Among these records, which lines include "this"? Copy them out.

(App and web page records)
§ §
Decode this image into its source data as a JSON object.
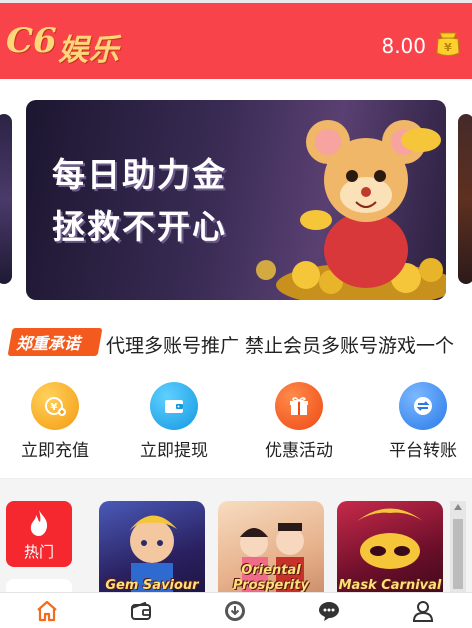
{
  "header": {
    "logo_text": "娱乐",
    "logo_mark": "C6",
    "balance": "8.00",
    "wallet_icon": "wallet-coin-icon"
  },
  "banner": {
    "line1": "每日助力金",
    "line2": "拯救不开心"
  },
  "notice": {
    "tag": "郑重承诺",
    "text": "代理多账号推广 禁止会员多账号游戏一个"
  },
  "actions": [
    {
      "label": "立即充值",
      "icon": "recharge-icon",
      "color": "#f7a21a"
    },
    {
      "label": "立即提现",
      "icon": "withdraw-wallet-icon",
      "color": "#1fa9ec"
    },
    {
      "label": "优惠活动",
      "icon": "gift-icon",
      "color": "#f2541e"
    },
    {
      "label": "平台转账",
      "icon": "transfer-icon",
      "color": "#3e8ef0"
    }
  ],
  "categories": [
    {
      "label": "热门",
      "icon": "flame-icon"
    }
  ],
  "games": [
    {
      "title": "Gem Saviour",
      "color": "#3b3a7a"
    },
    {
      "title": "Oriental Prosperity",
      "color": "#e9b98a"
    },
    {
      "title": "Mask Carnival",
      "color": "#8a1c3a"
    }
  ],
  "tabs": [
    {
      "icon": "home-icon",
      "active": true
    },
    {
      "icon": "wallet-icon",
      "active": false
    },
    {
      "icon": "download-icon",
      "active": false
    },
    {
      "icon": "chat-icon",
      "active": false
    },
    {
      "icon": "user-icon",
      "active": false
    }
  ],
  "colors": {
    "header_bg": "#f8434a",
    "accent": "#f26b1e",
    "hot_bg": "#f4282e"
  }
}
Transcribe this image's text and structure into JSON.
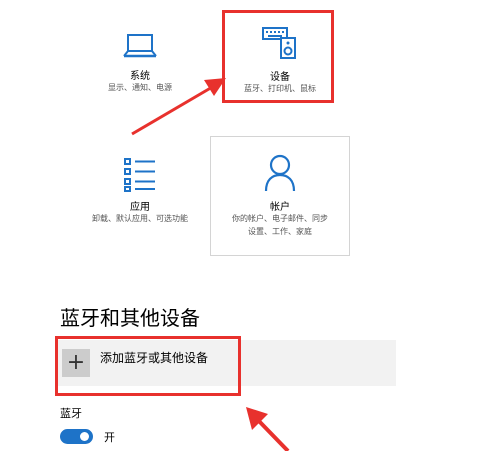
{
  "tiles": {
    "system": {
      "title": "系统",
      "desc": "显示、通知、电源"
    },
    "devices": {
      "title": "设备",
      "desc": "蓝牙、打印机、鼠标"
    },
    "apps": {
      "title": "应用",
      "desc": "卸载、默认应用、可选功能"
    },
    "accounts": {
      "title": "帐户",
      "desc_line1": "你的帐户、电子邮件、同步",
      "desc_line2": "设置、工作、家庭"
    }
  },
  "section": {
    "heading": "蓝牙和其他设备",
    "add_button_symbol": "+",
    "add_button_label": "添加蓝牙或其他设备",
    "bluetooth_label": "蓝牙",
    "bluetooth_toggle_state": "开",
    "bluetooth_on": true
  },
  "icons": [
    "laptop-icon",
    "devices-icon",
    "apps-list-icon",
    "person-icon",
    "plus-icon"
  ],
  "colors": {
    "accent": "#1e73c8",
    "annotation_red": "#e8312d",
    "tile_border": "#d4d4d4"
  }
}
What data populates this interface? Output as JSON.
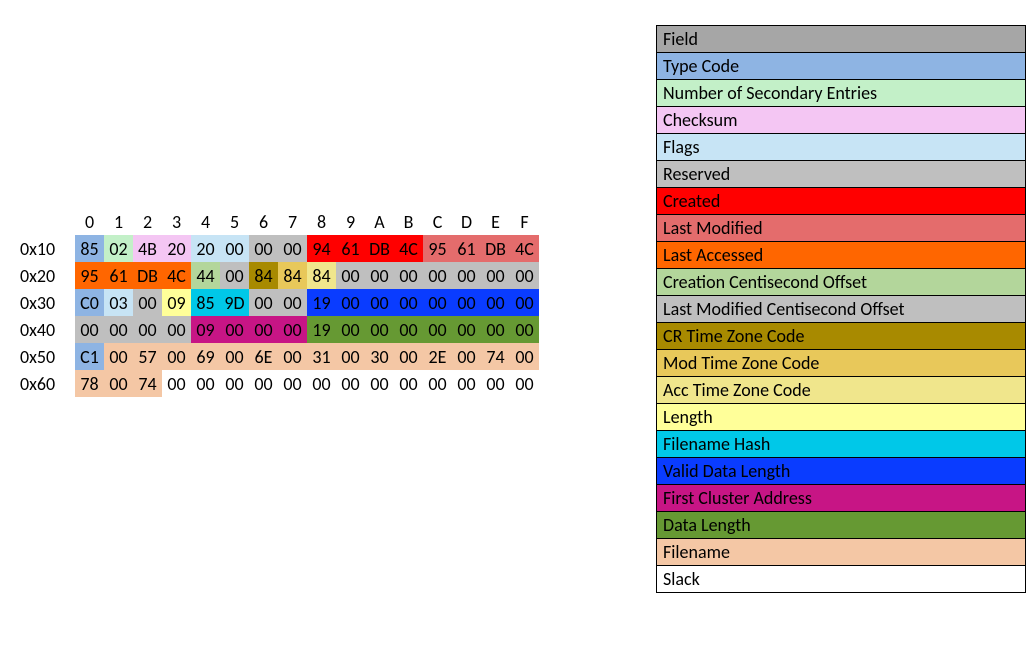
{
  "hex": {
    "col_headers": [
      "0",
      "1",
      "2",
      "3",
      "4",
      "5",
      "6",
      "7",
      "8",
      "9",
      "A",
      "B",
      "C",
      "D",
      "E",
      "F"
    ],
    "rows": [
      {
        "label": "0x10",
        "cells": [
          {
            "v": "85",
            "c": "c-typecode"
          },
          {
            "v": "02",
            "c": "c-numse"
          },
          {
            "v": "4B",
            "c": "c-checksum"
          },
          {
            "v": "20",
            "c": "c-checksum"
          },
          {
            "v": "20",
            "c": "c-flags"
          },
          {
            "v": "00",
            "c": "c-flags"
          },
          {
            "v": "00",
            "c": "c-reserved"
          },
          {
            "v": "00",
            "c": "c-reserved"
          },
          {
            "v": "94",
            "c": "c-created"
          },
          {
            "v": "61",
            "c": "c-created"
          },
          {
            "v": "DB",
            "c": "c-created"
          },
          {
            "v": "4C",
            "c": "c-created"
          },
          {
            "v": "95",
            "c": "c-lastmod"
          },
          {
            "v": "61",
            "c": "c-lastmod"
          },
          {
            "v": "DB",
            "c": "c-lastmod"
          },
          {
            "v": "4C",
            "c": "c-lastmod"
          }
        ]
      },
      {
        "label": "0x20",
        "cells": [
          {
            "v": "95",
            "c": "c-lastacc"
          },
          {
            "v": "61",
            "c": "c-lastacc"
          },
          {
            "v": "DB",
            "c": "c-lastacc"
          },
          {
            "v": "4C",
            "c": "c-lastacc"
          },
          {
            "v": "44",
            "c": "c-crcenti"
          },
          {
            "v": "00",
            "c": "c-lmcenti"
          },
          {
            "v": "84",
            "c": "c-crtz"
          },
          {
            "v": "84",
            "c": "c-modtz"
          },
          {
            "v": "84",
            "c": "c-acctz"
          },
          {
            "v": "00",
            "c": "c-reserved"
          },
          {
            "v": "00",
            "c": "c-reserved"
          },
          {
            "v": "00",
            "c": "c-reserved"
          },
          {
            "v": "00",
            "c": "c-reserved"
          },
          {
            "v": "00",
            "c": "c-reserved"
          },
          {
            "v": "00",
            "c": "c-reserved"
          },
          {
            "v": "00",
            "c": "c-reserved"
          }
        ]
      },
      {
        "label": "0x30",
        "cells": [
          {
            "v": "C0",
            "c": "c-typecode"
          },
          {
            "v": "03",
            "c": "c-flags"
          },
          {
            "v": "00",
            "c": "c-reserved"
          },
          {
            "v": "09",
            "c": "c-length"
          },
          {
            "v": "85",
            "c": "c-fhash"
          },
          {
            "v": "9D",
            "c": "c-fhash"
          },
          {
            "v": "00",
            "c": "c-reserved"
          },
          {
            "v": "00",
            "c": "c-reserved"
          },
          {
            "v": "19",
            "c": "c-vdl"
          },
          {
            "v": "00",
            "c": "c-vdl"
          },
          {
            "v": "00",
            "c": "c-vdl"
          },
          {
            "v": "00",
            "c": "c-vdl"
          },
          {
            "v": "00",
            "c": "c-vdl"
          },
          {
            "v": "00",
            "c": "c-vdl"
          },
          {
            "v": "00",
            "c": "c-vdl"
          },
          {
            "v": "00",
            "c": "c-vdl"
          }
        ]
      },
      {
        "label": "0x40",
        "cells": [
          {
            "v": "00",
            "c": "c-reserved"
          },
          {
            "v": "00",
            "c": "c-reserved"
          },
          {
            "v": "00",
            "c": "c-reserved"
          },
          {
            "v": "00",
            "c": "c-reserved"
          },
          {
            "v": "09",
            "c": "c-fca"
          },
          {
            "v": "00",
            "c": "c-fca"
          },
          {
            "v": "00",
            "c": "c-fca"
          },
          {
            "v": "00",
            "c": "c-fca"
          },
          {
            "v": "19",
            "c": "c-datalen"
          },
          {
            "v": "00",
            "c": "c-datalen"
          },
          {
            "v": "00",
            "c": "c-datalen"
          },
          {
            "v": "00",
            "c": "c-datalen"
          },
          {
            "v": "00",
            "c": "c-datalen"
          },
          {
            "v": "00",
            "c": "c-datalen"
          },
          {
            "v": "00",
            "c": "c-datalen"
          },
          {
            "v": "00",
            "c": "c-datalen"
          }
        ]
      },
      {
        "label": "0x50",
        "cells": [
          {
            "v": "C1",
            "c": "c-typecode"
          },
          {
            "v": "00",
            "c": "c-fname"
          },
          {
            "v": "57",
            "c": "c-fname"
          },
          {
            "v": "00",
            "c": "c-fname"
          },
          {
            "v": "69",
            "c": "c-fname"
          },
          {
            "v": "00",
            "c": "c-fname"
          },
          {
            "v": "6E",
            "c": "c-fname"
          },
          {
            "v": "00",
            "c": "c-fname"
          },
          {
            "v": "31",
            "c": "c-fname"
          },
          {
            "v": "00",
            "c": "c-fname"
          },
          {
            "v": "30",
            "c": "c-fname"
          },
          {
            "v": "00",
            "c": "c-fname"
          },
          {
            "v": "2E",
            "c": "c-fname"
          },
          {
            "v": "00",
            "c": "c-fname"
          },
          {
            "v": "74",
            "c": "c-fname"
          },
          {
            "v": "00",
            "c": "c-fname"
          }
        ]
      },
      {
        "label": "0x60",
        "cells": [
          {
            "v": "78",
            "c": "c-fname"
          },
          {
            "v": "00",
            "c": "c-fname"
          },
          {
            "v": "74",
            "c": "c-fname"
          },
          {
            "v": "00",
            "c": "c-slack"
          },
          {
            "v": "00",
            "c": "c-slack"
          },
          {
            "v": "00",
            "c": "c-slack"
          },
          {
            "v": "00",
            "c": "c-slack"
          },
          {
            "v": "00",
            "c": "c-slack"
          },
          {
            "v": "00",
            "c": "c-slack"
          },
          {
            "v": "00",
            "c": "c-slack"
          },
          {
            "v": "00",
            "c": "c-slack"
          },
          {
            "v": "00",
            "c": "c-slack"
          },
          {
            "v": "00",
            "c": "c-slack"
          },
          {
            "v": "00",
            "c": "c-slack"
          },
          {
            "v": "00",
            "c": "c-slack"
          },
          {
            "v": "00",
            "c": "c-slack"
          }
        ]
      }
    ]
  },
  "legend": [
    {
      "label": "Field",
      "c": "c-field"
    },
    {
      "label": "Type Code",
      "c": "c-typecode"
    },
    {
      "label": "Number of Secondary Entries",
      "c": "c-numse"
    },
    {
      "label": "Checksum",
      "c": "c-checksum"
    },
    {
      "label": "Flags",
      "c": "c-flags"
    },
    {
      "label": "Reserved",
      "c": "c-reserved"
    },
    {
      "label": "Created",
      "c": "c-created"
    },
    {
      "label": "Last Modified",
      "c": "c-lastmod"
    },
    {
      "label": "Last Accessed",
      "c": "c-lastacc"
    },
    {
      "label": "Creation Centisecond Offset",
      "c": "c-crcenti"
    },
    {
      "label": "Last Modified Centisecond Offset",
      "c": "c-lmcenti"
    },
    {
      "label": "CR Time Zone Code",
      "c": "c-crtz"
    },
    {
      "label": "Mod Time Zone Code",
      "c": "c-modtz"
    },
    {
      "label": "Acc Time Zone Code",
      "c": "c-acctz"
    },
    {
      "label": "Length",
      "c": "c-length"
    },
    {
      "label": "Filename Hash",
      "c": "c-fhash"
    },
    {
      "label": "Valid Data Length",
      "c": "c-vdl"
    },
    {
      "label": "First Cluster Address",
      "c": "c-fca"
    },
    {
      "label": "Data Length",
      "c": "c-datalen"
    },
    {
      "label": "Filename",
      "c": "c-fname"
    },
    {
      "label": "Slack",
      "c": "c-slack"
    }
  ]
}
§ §
- _Answer space_
Decode this image into its source data as a JSON object.
Transcribe this image's text and structure into JSON.
What data populates this interface? Output as JSON.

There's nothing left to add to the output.